[2] This is the CD; looked exactly like this: http://www.amazon.ca/Multiplication-Rap-Hip-Twin-Sisters/dp/1575832690

About Andrew Ball

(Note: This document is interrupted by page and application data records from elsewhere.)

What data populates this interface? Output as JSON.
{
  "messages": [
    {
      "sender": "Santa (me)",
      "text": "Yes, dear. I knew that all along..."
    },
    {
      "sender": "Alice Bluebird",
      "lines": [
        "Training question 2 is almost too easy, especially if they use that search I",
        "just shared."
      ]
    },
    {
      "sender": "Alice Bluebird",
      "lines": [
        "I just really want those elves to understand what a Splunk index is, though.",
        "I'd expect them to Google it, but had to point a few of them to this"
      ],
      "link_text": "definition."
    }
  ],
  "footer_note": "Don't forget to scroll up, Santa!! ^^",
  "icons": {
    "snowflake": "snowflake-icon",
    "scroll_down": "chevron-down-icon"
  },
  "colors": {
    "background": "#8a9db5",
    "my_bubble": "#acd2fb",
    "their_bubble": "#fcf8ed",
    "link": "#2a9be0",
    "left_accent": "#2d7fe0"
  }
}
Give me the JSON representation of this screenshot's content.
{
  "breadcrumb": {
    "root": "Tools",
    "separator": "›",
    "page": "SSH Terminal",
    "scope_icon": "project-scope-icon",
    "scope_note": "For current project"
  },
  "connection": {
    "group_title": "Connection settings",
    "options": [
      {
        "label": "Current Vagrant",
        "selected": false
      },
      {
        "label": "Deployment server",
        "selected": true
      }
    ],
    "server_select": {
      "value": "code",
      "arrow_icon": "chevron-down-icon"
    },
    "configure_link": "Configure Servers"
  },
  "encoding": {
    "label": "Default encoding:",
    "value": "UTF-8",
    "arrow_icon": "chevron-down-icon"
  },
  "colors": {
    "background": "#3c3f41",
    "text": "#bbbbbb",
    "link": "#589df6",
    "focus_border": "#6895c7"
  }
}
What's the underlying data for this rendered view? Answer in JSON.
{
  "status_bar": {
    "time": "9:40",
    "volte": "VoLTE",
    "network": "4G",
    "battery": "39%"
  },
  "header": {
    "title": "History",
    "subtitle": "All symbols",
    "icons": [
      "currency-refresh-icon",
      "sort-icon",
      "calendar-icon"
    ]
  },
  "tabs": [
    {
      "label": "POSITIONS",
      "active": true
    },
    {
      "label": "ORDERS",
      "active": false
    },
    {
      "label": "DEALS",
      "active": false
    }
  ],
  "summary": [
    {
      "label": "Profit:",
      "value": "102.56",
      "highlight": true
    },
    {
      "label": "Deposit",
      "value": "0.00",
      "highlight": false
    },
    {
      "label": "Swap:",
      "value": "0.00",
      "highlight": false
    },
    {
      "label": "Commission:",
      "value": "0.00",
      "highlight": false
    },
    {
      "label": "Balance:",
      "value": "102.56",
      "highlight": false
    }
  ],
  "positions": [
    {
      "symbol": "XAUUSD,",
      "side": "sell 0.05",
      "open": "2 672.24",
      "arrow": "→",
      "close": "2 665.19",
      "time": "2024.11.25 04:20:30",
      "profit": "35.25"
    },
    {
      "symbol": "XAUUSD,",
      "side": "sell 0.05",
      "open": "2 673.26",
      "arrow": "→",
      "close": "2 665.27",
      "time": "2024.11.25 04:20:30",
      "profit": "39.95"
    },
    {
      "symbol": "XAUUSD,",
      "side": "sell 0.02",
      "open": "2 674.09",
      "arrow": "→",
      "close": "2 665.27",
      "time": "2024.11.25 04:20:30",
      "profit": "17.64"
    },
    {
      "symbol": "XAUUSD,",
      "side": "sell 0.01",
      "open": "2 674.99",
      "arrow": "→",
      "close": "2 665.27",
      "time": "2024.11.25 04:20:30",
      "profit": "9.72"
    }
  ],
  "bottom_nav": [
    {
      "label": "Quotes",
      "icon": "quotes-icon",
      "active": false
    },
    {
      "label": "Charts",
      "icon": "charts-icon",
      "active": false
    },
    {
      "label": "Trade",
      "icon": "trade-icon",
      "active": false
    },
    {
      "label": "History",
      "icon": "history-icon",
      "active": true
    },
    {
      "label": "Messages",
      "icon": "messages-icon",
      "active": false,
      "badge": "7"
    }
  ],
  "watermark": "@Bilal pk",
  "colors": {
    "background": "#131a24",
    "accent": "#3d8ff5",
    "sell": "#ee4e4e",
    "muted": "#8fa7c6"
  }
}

Andrew is currently living in Clarenville with his wife, Julia, and son, Levi. He has served at Calvary Pentecostal Church both as youth, and now lead pastor.